Mangasia is a must-buy for anybody who wants to learn about the history of comics in nearly two dozen Asian countries.
Master comics historian Paul Gravett delivers a sumptuously illustrated history of manga, manhwa and all its other variants through twenty different Asian nations. He discusses well-known comics scenes in Japan, South Korea and the Philippines but also lesser-known comics markets in Vietnam, Tibet and Indonesia. This history spans hundreds of years, from classic folkloric art that resembles comics to popular recent manga like Attack on Titan.

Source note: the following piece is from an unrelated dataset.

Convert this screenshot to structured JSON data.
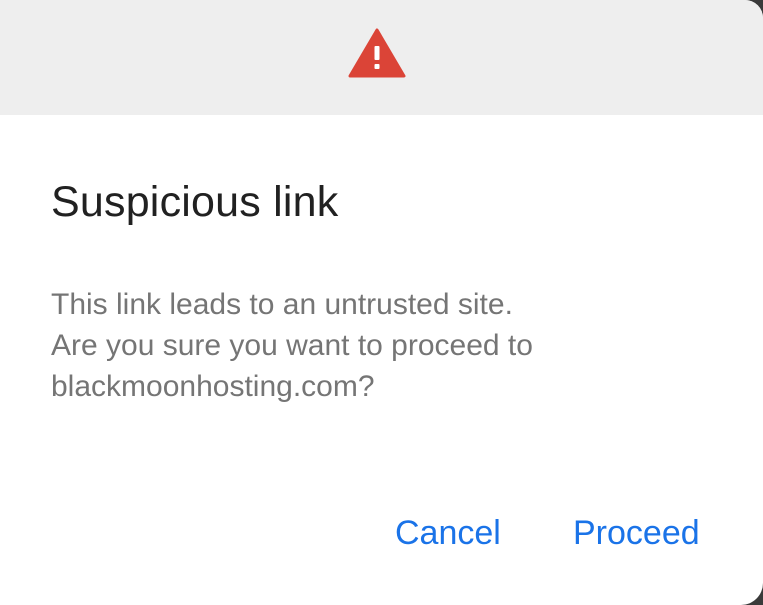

Smartly, Gravett divides the book by genre rather than nationality, which allows readers to compare work across countries. A chapter on “Fable and Folklore” includes samples from a miniature Chinese lianhuanhua series depicting a monkey king story, as well as excerpts from an Indonesian comic about embracing traditional culture and Indian comics about Hindu legends. We even get pages from North Korean comics that cover historical and political topics.
The chapter on “Stories and Storytellers” likewise hits the usual suspects like Bakuman from Japan and Singaporean artist Lat’s classic Kampung Boy, but also includes girls’ fantasy comics from South Korea and pages from autobiographical Japanese comics. Maybe my favorite excerpt from this section is from Two Poles, the over-the-top wild Hong Kong story of what happens when a fictional character comes to life and invades his artist’s world, with a wildly diverse art style in the four pages shown.
Gravett also discusses several crucial topics. No book of this type could be published without discussing the impact of censorship on the comics industry. He starts with contradictory pronouncements by Douglas McArthur, while head of the occupying force in Japan, that on the one hand Japan have free speech and on the other forbidding the depiction of samurai and ninjas in manga. He also discusses government censorship in South Korea and Taiwan, among other countries, while also providing samples from some of that work. Several of the Filipino comics he includes could have come right from 1950s American comics, with lurid colors and graphic horror.
The strength of Mangasia is also its obvious weakness. As a survey of comics across twenty Asian countries, it casts a wide but shallow net. There are more encyclopedia books about the comics scene in many of these countries (including at least one written by Gravett himself), and I often found myself frustrated by the lack of depth he offers here. But this sort of survey approach allows Gravett to draw comparisons other writers cannot, and that enriches his narrative. The level of research on display here is impressive, and the diversity of art styles he shows is exhilarating.
Paul Gravett has become the dean of comics historians, and this new book is a worthy addition to his oeuvre.